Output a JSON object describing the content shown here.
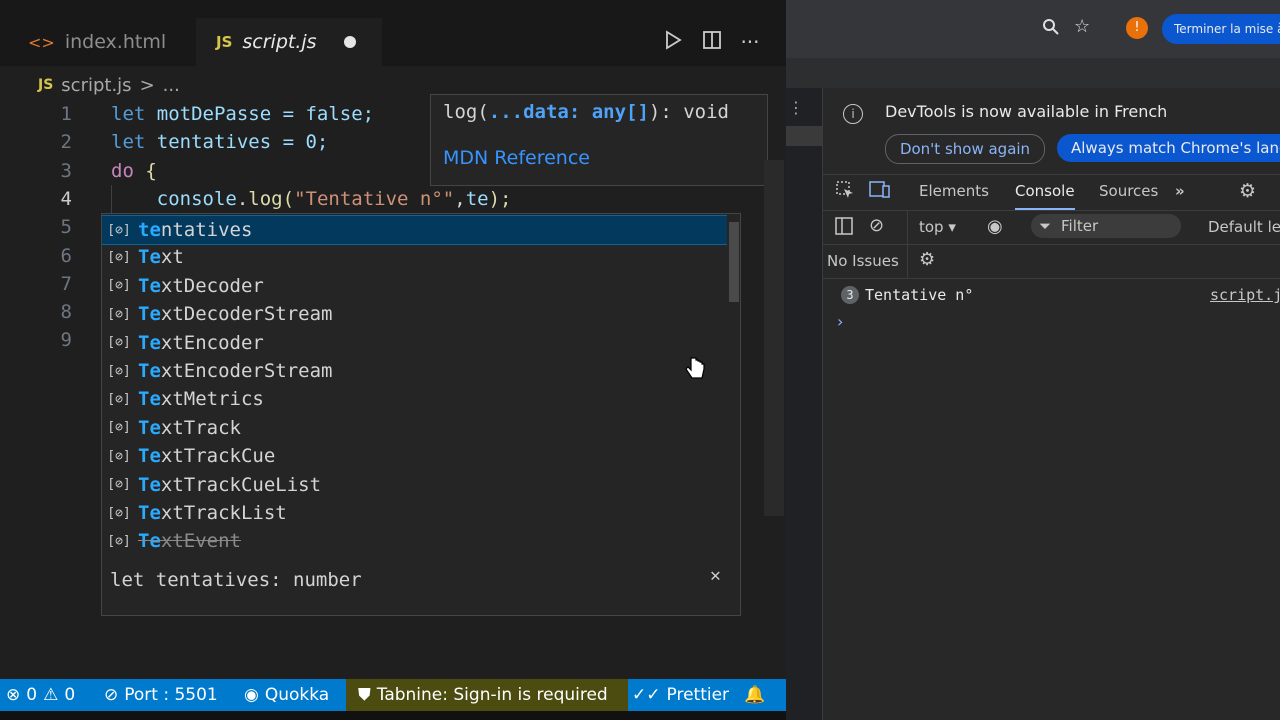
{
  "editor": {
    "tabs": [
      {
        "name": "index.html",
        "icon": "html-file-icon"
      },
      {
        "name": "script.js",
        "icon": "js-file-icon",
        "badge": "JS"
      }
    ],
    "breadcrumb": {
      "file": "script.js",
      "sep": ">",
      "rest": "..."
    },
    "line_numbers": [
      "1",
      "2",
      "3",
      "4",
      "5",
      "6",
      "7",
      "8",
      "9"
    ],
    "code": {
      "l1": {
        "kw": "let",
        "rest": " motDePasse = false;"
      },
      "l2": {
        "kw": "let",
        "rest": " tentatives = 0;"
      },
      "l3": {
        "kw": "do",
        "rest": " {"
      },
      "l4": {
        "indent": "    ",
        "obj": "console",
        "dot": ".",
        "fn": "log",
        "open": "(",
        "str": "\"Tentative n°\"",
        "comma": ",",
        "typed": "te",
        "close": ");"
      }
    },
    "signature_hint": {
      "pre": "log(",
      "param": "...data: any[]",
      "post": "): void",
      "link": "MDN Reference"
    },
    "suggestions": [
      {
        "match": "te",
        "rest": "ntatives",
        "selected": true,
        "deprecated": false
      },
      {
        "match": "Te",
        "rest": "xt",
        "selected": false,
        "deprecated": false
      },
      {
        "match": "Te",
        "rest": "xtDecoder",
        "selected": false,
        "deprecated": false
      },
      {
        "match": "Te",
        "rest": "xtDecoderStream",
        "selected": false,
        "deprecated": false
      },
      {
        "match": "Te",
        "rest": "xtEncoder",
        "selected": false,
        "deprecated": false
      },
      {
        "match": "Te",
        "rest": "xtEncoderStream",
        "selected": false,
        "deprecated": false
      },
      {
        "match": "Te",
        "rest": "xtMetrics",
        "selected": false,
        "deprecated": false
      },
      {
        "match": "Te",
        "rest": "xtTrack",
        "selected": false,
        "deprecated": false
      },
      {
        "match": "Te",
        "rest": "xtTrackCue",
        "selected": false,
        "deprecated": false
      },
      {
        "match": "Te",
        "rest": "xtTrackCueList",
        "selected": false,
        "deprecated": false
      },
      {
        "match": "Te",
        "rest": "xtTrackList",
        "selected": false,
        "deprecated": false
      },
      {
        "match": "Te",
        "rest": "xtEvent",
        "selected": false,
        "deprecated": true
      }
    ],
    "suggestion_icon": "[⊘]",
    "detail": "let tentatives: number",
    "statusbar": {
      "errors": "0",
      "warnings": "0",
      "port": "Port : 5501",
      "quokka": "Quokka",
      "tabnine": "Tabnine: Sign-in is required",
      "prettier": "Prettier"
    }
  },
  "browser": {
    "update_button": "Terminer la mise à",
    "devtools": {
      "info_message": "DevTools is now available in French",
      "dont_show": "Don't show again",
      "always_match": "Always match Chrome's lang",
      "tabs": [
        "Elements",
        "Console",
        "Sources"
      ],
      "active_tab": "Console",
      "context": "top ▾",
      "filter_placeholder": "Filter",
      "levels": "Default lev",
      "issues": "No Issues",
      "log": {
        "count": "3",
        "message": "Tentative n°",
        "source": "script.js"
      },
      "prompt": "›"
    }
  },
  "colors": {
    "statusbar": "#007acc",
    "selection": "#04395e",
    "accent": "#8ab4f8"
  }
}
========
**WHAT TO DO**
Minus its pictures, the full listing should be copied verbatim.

**WRITTEN ANSWER**
Output a JSON object describing the content shown here.
{
  "editor": {
    "tabs": [
      {
        "name": "index.html",
        "icon": "html-file-icon"
      },
      {
        "name": "script.js",
        "icon": "js-file-icon",
        "badge": "JS"
      }
    ],
    "breadcrumb": {
      "file": "script.js",
      "sep": ">",
      "rest": "..."
    },
    "line_numbers": [
      "1",
      "2",
      "3",
      "4",
      "5",
      "6",
      "7",
      "8",
      "9"
    ],
    "code": {
      "l1": {
        "kw": "let",
        "rest": " motDePasse = false;"
      },
      "l2": {
        "kw": "let",
        "rest": " tentatives = 0;"
      },
      "l3": {
        "kw": "do",
        "rest": " {"
      },
      "l4": {
        "indent": "    ",
        "obj": "console",
        "dot": ".",
        "fn": "log",
        "open": "(",
        "str": "\"Tentative n°\"",
        "comma": ",",
        "typed": "te",
        "close": ");"
      }
    },
    "signature_hint": {
      "pre": "log(",
      "param": "...data: any[]",
      "post": "): void",
      "link": "MDN Reference"
    },
    "suggestions": [
      {
        "match": "te",
        "rest": "ntatives",
        "selected": true,
        "deprecated": false
      },
      {
        "match": "Te",
        "rest": "xt",
        "selected": false,
        "deprecated": false
      },
      {
        "match": "Te",
        "rest": "xtDecoder",
        "selected": false,
        "deprecated": false
      },
      {
        "match": "Te",
        "rest": "xtDecoderStream",
        "selected": false,
        "deprecated": false
      },
      {
        "match": "Te",
        "rest": "xtEncoder",
        "selected": false,
        "deprecated": false
      },
      {
        "match": "Te",
        "rest": "xtEncoderStream",
        "selected": false,
        "deprecated": false
      },
      {
        "match": "Te",
        "rest": "xtMetrics",
        "selected": false,
        "deprecated": false
      },
      {
        "match": "Te",
        "rest": "xtTrack",
        "selected": false,
        "deprecated": false
      },
      {
        "match": "Te",
        "rest": "xtTrackCue",
        "selected": false,
        "deprecated": false
      },
      {
        "match": "Te",
        "rest": "xtTrackCueList",
        "selected": false,
        "deprecated": false
      },
      {
        "match": "Te",
        "rest": "xtTrackList",
        "selected": false,
        "deprecated": false
      },
      {
        "match": "Te",
        "rest": "xtEvent",
        "selected": false,
        "deprecated": true
      }
    ],
    "suggestion_icon": "[⊘]",
    "detail": "let tentatives: number",
    "statusbar": {
      "errors": "0",
      "warnings": "0",
      "port": "Port : 5501",
      "quokka": "Quokka",
      "tabnine": "Tabnine: Sign-in is required",
      "prettier": "Prettier"
    }
  },
  "browser": {
    "update_button": "Terminer la mise à",
    "devtools": {
      "info_message": "DevTools is now available in French",
      "dont_show": "Don't show again",
      "always_match": "Always match Chrome's lang",
      "tabs": [
        "Elements",
        "Console",
        "Sources"
      ],
      "active_tab": "Console",
      "context": "top ▾",
      "filter_placeholder": "Filter",
      "levels": "Default lev",
      "issues": "No Issues",
      "log": {
        "count": "3",
        "message": "Tentative n°",
        "source": "script.js"
      },
      "prompt": "›"
    }
  },
  "colors": {
    "statusbar": "#007acc",
    "selection": "#04395e",
    "accent": "#8ab4f8"
  }
}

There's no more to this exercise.